Required work:
What lines below mention the word "category"? Copy each one.

Data for processing:
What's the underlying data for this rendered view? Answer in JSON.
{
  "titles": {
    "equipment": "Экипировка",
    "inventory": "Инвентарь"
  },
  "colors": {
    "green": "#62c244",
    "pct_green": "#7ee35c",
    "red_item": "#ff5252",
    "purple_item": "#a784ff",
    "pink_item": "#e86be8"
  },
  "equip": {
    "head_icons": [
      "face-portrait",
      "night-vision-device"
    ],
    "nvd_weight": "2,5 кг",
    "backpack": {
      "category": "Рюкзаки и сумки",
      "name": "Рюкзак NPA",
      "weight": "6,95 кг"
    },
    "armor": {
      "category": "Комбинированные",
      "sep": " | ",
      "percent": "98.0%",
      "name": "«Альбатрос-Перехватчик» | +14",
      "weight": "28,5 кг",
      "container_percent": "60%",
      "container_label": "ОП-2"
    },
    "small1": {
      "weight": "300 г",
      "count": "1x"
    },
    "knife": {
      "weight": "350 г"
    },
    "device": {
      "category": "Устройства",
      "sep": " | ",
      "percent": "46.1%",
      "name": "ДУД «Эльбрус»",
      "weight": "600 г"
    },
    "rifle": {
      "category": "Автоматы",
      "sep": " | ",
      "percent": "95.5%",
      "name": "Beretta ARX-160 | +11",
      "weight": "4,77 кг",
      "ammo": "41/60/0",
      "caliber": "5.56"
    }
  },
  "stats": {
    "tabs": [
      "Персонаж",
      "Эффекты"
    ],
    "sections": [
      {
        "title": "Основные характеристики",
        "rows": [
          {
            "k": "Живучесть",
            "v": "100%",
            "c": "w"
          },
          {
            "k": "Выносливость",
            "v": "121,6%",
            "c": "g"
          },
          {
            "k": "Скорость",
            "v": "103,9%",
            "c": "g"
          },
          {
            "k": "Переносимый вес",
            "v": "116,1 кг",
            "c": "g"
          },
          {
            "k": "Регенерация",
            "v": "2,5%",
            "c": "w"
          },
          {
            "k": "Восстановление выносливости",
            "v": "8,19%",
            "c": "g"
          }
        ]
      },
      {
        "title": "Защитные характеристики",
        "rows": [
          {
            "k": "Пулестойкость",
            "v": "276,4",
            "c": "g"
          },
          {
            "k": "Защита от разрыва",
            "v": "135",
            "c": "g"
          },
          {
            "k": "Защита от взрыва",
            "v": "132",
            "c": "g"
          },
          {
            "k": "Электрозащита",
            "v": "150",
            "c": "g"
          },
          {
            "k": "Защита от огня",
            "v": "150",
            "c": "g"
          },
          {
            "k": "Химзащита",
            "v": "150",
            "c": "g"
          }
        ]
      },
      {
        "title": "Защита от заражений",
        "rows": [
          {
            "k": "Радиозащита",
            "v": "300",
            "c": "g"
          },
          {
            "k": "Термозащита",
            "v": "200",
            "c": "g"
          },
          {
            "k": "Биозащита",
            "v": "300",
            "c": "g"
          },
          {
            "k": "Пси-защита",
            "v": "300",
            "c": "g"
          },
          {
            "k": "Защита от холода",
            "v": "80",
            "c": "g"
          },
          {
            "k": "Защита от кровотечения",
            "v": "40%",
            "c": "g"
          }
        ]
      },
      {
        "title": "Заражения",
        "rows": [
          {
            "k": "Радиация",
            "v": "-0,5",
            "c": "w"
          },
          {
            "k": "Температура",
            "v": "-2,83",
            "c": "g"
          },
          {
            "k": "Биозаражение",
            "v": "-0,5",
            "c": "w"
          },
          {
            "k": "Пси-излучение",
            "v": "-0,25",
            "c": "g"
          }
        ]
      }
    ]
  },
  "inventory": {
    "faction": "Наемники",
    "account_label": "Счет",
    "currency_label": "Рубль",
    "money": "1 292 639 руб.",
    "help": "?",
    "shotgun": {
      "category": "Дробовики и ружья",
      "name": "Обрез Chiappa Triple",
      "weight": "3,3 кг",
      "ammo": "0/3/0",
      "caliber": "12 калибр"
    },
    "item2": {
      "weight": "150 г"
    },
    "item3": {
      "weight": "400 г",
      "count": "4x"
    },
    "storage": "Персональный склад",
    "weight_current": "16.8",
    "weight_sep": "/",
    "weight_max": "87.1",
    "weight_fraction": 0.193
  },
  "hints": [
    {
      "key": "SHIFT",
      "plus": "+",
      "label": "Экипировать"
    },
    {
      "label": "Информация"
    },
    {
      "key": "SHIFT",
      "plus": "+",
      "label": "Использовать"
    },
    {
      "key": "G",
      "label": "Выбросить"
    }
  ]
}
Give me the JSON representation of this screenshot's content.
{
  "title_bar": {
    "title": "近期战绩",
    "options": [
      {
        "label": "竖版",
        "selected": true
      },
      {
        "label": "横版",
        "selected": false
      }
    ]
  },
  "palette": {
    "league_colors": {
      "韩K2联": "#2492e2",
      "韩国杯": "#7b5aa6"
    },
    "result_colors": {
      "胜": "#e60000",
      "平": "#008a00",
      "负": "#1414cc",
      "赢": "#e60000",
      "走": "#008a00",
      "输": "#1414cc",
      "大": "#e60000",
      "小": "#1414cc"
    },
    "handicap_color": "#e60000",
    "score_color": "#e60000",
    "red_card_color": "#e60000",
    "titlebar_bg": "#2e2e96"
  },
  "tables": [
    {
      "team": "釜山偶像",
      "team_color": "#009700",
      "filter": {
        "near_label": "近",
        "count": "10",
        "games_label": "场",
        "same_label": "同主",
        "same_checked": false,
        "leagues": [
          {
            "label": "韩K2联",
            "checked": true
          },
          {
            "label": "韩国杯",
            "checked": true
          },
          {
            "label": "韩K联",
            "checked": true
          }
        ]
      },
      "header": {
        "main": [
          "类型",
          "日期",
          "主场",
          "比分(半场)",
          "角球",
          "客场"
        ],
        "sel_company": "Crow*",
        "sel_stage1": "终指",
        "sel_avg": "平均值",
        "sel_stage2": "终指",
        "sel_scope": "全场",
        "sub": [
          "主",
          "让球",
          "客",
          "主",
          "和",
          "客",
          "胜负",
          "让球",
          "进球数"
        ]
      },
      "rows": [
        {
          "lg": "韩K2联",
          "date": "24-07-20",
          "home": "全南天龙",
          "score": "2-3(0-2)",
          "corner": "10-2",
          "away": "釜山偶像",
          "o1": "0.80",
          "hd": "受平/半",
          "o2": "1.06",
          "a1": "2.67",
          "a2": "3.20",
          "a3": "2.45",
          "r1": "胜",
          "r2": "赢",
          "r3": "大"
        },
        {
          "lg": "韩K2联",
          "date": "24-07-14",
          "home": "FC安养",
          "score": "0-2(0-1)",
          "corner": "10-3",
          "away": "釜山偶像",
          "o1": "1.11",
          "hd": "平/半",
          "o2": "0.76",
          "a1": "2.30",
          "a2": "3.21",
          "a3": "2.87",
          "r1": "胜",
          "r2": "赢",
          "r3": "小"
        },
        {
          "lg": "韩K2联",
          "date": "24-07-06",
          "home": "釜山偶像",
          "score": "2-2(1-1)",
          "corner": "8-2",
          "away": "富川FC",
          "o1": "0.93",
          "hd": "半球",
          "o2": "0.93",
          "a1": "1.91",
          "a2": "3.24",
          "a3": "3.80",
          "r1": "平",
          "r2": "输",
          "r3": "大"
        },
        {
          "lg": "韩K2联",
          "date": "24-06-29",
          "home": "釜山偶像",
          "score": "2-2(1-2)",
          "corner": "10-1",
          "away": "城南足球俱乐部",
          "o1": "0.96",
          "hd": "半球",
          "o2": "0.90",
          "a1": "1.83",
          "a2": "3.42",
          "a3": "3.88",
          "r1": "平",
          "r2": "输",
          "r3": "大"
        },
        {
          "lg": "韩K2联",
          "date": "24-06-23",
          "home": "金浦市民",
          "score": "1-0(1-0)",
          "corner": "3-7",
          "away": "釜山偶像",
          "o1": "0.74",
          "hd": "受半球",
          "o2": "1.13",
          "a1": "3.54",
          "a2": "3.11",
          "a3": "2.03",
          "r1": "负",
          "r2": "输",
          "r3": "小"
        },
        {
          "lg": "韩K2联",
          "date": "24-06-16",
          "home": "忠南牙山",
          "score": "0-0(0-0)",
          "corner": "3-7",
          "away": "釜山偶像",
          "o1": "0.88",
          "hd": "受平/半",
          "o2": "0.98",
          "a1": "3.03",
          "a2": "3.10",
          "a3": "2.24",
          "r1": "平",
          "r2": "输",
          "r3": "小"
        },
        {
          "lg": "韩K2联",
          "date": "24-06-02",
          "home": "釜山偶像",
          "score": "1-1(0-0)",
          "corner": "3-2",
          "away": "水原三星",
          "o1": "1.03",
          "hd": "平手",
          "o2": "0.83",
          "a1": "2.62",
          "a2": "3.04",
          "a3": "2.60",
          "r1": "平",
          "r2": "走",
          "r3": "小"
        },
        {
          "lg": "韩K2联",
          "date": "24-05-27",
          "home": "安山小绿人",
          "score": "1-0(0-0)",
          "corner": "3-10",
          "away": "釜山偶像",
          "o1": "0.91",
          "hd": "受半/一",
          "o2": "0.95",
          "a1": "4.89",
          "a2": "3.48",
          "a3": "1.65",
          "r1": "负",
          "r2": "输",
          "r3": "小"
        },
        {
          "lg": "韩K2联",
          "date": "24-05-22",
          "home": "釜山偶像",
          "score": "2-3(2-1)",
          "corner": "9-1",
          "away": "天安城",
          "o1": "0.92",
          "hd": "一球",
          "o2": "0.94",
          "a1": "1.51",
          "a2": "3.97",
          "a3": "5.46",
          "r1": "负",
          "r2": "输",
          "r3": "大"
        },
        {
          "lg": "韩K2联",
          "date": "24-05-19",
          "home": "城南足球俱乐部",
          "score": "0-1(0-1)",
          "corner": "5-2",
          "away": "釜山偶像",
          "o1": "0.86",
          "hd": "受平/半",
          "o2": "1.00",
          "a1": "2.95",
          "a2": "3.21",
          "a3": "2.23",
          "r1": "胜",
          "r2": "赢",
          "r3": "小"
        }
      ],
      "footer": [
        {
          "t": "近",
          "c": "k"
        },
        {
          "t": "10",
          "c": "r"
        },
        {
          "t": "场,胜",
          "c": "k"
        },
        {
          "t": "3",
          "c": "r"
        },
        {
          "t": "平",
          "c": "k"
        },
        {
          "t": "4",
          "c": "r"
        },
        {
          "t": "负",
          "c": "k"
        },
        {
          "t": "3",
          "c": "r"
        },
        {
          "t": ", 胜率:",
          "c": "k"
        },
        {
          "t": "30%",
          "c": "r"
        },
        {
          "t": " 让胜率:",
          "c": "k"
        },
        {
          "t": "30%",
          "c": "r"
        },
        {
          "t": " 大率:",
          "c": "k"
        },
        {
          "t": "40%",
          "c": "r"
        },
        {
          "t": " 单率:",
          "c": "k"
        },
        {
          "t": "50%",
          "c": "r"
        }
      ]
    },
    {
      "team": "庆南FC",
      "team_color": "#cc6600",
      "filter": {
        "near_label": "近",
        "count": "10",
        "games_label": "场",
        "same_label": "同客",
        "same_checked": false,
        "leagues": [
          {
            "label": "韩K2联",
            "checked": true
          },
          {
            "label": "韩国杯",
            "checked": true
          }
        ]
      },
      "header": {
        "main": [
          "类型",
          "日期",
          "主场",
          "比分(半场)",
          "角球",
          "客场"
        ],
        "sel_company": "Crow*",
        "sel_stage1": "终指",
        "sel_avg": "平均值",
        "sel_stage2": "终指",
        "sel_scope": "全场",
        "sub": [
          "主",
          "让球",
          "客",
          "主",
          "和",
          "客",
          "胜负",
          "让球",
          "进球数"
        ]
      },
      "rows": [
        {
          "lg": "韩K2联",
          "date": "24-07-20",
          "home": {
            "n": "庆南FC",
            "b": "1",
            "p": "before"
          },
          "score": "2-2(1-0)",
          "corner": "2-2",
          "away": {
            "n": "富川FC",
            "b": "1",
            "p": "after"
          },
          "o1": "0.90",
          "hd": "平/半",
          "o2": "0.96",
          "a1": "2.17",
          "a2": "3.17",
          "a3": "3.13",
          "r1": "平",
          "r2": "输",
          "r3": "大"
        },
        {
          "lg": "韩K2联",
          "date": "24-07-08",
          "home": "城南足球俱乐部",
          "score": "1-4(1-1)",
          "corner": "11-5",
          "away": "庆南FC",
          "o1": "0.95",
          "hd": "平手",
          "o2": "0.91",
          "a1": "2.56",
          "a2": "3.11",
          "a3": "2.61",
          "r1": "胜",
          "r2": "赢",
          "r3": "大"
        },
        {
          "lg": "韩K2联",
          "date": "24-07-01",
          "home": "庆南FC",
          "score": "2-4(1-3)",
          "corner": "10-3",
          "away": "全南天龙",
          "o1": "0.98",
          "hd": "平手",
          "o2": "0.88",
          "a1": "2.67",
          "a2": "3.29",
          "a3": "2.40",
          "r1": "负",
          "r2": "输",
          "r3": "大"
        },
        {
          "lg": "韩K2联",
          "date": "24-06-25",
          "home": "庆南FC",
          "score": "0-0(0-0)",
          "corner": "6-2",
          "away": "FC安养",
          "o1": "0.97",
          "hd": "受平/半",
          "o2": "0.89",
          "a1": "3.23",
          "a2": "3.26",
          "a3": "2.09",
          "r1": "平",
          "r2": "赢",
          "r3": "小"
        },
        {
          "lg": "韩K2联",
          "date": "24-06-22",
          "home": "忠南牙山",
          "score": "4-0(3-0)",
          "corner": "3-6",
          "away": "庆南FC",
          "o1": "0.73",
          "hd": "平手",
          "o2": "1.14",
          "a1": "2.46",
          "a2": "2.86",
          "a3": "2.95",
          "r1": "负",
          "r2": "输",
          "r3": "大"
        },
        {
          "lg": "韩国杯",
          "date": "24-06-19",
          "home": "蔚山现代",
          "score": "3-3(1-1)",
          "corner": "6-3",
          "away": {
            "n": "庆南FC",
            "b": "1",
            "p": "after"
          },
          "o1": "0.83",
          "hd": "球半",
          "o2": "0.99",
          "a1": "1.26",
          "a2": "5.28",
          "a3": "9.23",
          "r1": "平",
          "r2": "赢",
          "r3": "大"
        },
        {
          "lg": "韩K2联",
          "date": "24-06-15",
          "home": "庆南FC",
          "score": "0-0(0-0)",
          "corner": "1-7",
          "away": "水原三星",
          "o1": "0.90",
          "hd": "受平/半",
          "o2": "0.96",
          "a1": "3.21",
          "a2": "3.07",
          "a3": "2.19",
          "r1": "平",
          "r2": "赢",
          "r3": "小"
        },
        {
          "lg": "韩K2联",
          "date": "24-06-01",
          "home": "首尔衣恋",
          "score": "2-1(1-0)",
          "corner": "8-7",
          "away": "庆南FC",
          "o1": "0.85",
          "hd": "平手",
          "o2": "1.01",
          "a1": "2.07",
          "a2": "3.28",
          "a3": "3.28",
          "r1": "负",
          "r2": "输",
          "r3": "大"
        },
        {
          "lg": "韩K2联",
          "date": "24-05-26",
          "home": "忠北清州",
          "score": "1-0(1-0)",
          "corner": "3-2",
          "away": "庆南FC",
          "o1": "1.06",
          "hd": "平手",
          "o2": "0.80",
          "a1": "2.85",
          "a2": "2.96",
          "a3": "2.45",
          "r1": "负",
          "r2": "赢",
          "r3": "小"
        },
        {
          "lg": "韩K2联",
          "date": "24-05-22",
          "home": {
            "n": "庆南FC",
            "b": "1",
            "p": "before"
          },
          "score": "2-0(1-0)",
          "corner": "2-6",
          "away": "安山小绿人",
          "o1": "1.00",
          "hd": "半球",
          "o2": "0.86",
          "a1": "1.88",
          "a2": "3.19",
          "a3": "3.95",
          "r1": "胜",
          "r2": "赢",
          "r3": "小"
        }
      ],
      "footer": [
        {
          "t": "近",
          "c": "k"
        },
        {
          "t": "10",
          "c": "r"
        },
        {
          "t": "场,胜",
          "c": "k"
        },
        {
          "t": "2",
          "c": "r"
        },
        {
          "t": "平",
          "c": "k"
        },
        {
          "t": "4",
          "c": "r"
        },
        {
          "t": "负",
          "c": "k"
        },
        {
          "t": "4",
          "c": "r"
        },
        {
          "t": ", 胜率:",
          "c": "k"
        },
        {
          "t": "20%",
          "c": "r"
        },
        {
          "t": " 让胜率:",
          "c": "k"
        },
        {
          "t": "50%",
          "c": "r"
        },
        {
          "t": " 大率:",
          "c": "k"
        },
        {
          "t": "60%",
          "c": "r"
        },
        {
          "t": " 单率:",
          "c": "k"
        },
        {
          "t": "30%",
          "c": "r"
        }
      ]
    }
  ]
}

Task answer:
      "category": "Рюкзаки и сумки",
      "category": "Комбинированные",
      "category": "Устройства",
      "category": "Автоматы",
      "category": "Дробовики и ружья",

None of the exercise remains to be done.